AT&T gives prospects up to $450-per-line to switch to their service. What does it give the loyal customers to stay? The lucky ones get a mass produced "thank you" letter. In fact, if loyal customers grandfathered with unlimited data plans want to use their phone's capability to act as mobile hot spots, AT&T won't let them. Of course, nowadays, all the mobile phone providers will pay early termination fees and provide other lures to get new business. What about when you are a customer? If you are lucky, you will get the service and speed for which you are paying with a tolerable amount of dropped calls and internet service interruptions.

They're not alone.

One West bank sent out mailers to everyone within a certain radius of their branches advertising a one percent interest rate. When existing loyal customers called up to find out how they could get that rate, they were told that the rate only applies to people bringing in new money. Existing customers that were loyal to the bank after the financial meltdown should be the first ones to get that rate on the money they kept in the bank to keep it afloat. They are not. New customers are. Of course, if customers wanted to be sneaky they could move the money out of the bank, and bring it back to qualify. That would be very costly to the bank.
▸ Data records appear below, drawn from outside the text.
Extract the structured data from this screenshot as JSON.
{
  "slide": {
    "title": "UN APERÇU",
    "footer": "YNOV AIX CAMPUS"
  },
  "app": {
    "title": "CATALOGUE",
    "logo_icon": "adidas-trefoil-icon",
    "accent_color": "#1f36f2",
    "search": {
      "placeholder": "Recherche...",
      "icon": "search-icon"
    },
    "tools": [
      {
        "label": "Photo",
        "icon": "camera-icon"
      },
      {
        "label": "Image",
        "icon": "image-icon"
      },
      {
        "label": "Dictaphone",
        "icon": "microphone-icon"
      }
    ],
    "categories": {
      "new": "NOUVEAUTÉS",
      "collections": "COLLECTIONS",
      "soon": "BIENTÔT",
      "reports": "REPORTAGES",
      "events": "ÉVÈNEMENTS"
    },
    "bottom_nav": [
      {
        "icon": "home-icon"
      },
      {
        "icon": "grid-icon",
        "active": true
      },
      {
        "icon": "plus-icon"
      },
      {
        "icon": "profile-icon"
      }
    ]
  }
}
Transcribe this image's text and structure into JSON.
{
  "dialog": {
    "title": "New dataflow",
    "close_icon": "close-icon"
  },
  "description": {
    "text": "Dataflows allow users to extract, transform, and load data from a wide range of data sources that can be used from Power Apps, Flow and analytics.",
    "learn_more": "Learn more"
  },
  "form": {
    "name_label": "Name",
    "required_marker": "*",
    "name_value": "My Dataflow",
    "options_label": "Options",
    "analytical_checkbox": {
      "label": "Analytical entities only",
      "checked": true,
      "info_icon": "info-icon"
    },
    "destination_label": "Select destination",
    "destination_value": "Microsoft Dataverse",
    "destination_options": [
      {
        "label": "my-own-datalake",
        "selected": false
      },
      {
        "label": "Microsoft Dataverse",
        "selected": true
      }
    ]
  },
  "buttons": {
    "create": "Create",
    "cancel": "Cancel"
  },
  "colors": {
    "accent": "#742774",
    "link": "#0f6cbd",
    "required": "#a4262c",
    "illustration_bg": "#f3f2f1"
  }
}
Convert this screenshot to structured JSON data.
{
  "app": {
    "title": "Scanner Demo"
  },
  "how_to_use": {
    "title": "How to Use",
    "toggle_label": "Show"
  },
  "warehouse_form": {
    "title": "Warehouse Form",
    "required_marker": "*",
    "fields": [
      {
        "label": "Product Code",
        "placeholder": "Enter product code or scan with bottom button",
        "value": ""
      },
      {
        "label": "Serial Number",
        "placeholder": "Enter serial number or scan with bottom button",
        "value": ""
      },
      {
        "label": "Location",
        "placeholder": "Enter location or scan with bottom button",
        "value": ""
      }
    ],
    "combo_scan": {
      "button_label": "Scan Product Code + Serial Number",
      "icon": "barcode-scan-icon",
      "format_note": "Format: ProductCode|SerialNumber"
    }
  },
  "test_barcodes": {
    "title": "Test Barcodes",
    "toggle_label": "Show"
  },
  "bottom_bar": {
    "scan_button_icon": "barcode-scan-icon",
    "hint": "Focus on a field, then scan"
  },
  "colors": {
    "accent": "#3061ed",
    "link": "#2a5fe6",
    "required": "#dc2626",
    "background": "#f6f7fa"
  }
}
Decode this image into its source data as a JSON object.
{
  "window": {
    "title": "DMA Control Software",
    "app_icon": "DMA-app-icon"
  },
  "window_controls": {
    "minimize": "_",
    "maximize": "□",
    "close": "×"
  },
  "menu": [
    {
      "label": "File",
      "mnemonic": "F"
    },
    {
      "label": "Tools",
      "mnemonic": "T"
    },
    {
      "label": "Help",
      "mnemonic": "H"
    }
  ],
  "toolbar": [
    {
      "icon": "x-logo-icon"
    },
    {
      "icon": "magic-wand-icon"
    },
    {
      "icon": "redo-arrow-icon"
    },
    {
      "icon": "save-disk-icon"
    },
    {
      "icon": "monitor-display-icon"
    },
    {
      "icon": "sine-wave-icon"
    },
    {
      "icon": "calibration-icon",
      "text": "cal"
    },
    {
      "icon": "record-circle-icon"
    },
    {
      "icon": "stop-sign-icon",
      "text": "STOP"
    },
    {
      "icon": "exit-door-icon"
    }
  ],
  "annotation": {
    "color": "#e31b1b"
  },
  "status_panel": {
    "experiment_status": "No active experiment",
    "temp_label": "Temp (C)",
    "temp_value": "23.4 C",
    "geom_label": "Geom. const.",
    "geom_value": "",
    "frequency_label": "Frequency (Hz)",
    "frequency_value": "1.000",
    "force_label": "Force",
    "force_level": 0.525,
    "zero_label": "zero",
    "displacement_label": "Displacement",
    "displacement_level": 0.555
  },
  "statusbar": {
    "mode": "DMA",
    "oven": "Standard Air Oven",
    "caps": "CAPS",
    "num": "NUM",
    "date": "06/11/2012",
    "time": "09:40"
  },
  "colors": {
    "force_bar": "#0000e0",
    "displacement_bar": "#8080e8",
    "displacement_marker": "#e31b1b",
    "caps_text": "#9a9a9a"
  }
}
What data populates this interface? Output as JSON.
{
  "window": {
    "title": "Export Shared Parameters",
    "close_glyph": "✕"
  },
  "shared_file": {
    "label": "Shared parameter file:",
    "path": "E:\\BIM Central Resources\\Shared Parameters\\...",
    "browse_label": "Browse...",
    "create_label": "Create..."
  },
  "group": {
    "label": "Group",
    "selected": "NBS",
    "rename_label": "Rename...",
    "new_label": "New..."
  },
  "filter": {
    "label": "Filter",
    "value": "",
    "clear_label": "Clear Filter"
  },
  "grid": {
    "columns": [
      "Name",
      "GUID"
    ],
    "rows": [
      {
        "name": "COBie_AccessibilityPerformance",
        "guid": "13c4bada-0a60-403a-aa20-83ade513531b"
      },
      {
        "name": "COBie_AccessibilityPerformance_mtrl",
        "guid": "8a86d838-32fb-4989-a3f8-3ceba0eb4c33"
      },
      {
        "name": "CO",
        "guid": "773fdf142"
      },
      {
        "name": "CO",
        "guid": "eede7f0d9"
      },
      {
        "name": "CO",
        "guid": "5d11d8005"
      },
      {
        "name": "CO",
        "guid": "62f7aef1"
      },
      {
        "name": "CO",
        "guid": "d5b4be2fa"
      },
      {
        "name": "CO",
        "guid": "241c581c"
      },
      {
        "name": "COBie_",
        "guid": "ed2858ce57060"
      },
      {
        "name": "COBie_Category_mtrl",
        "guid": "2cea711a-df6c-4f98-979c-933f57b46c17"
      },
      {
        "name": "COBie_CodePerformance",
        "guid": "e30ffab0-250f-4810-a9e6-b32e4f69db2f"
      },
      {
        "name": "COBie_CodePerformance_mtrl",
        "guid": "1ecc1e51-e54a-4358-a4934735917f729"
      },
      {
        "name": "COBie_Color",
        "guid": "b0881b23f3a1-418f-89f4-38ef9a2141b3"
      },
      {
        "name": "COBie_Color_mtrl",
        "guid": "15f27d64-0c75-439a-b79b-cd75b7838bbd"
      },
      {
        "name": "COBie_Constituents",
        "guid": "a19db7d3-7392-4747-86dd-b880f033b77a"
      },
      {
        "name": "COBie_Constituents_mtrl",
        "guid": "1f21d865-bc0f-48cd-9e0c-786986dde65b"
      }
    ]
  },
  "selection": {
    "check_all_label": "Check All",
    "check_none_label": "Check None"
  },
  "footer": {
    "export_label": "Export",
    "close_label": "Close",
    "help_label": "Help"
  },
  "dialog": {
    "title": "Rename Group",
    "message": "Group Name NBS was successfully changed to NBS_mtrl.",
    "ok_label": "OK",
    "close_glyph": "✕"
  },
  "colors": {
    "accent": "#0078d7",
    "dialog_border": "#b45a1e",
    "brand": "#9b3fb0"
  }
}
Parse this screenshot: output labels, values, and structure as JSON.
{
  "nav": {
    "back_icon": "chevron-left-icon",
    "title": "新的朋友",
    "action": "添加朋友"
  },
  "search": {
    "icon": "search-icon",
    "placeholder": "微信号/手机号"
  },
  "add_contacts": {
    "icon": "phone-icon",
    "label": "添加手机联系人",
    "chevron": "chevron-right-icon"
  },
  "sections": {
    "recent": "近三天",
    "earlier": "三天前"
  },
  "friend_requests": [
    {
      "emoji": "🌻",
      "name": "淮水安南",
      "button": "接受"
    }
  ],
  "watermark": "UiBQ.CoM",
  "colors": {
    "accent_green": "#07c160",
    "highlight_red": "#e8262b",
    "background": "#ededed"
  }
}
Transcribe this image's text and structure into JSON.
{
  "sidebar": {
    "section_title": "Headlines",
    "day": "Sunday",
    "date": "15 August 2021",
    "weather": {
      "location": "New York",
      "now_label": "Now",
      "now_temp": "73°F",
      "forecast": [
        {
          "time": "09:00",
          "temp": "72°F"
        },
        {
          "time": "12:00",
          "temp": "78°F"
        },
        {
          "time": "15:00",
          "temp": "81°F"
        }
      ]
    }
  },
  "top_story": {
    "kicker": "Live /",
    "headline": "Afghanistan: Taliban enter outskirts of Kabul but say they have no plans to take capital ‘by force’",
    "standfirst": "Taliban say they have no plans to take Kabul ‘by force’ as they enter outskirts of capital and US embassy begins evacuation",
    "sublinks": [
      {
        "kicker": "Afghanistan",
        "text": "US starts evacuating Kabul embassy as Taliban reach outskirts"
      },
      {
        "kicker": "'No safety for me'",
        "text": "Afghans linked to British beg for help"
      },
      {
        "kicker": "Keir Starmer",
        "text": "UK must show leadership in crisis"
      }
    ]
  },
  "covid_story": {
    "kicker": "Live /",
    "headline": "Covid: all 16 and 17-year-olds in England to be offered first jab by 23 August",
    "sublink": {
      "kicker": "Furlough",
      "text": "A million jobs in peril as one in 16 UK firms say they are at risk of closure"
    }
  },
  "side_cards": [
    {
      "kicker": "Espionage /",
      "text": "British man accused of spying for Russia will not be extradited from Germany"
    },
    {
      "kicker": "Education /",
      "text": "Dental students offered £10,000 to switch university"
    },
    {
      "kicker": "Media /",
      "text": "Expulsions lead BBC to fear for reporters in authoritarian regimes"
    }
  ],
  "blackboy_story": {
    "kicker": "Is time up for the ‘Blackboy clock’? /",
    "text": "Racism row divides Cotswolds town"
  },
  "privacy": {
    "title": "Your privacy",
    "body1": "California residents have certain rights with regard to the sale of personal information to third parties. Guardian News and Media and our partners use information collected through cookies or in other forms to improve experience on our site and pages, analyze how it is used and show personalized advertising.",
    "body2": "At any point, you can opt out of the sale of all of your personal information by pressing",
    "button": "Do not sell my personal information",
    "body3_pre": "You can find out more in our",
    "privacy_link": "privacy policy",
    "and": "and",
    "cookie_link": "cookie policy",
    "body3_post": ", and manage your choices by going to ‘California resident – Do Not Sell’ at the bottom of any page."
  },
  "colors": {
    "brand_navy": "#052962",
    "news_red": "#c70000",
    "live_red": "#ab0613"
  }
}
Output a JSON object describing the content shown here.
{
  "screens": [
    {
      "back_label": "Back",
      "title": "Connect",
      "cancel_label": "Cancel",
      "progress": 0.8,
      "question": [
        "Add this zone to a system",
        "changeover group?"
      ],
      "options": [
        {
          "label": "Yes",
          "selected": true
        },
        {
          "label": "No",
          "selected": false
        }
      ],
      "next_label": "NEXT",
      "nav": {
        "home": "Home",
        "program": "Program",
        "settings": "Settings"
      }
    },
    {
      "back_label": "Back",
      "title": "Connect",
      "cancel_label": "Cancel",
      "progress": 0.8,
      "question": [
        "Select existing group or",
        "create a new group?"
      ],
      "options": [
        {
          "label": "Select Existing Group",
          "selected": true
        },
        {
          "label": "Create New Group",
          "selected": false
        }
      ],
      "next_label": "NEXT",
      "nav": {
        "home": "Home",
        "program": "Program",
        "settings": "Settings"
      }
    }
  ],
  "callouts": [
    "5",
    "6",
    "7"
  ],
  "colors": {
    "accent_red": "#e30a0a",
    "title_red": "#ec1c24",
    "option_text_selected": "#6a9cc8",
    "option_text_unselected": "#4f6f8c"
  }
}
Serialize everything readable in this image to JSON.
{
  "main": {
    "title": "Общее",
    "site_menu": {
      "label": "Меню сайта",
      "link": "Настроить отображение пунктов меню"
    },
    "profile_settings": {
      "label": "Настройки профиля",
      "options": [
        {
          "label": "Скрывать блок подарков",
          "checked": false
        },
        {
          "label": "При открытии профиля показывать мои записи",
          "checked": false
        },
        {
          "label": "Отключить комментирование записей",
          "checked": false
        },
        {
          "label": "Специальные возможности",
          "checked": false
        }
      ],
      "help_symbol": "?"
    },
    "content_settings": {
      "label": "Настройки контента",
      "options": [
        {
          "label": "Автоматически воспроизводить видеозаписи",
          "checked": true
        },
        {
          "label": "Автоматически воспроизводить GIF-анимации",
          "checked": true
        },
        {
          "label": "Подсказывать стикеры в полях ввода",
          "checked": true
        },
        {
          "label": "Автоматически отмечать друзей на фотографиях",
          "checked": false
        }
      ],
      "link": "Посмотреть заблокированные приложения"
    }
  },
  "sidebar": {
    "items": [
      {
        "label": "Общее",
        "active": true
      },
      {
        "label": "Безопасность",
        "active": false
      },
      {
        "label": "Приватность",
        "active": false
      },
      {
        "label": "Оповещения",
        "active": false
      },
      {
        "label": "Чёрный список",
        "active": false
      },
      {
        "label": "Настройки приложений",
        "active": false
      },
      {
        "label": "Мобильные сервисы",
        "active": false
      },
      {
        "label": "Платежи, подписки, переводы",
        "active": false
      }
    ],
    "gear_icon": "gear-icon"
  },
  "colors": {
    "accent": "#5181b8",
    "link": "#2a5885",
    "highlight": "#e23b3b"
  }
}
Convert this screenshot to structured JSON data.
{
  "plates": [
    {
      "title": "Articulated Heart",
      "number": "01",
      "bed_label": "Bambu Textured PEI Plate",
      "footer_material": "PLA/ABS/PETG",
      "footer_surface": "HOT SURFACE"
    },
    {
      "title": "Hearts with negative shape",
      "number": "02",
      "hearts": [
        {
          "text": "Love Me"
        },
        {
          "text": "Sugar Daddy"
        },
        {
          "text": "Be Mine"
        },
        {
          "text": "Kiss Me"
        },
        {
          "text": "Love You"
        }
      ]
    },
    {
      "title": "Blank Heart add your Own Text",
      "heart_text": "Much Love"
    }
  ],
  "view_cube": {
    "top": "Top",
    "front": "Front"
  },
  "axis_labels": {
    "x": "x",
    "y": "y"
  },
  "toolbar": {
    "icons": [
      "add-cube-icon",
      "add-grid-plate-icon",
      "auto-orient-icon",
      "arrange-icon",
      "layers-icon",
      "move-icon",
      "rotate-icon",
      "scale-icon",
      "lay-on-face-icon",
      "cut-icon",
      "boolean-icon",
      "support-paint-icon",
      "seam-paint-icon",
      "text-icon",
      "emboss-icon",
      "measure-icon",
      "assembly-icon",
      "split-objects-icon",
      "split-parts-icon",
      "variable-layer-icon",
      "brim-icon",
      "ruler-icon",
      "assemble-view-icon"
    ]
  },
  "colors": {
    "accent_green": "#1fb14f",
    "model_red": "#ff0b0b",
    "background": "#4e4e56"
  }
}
Prospects get courted as customers get slammed.

The same is true of cable TV companies and Internet service providers. They are great at offering deals to lure you to sign up with them. Once you become a customer, however, they slam the door in your face by changing your plan, increasing your price, requiring additional devices to use their service and charging you for them, and lowering the level of service when you need help. Some would call this the old bait and switch. They don't understand the relationship between trust and profits.

Your choice of bait and switch or overcharges and hidden fees

In April of 2011, as a result of a whistleblower lawsuit over allegations that Verizon overcharged the federal government for voice and data communication services as well as hidden surcharges, Verizon agreed to pay the federal government $93.5 million. This followed an FCC investigation into "mystery fees." Verizon charged 15 million cell phone customers for accidental Web access and data use charges. In October of 2010, Verizon agreed to $90 million in refunds to head off litigation with the FCC and numerous class action lawyers. Several months, later they were slapped with a class action lawsuit for charging customers hidden "Get It Now" fees.

Understanding the Lifetime value of a customer

Too bad these service providers don't understand the lifetime value of a customer. If they did, they would take better care of their existing customers rather than focus on acquiring new ones. They would do a better job of training customer service people who routinely "play dumb" during an outage or are rude to subscribers calling for service. They would not make it so difficult for subscribers to get credits for outages and other technical problems, and they would not need to play games with customers that want to cancel because there would be little need to cancel. The executives in these companies should understand that they exist and prosper because they satisfy the needs of their customers. If they think that their local monopolies will continue, they don't understand the disruptive potential of the Gang of Four --
Amazon, Apple, Facebook, and Google.

What businesses should do.

If businesses take care of customers, the money will follow. If they chase after the money by cutting customer service quality or charging for previously included items, they will end up losing the customers, their money, and the viral referral pyramids they would generate if they were satisfied. Most important of all, they should understand that actions that are viewed to be exploitative and insensitive only cause the buying public to no longer trust them. Once they lose the trust of the public, it is hard to get it back. Even if their marketing campaigns are exceptional (which they rarely are), they will not work unless customer service is significantly improved and prices are in line with what buyers are willing to pay. For too many, the wounds are too deep, the costs are too high, and the trust is long gone. For marketers, which tend to be optimistic by professional nature, we know that the negatives can be turned into positives, and broken relationships can be repaired. Hopefully, those that provide our communications, banking and entertainment will learn this sooner rather than later. If they do, more money is likely to flow into, rather than out of, their pockets. If they don't, there is a strong likelihood that companies known for disrupting industries, such as the Gang of Four, will take away their business.